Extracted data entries
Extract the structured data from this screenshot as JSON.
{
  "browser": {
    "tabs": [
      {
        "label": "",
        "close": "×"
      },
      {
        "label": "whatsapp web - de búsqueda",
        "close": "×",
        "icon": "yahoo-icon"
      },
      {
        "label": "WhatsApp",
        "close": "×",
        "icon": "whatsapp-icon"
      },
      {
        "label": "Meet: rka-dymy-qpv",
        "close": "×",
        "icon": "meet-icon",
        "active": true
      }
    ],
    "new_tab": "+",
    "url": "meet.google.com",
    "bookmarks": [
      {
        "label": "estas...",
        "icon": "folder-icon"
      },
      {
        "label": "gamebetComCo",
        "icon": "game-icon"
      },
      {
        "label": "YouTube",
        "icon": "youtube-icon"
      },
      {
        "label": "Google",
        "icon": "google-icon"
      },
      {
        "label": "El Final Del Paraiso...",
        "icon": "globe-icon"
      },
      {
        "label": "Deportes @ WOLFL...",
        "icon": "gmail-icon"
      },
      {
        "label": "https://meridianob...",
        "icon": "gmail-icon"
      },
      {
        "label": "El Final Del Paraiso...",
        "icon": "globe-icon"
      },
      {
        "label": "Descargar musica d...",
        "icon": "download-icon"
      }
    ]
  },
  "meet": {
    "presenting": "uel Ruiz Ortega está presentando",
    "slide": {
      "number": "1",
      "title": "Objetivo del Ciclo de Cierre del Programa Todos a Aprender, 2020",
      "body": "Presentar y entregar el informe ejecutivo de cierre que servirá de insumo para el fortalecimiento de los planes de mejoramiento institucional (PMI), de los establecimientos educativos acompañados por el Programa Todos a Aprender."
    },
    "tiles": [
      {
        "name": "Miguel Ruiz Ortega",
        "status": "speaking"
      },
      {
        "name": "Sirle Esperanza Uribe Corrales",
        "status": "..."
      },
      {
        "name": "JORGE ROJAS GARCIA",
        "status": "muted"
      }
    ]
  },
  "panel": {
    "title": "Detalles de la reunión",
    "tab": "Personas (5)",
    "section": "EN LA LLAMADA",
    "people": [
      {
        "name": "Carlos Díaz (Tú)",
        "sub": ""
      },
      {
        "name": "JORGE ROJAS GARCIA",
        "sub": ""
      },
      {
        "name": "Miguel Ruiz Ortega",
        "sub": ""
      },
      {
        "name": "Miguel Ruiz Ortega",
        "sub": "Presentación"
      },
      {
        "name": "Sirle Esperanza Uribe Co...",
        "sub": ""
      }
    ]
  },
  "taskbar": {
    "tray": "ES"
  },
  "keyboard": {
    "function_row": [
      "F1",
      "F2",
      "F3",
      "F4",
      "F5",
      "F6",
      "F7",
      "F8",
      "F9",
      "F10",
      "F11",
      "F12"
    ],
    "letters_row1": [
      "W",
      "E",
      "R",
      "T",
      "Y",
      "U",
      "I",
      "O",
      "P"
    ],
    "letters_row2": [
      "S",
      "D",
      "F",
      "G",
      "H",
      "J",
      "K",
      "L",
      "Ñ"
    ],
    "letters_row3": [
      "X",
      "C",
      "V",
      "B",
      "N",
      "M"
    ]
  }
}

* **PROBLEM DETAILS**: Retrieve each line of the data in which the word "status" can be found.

* **RESPONSE BELOW**:
        "status": "speaking"
        "status": "..."
        "status": "muted"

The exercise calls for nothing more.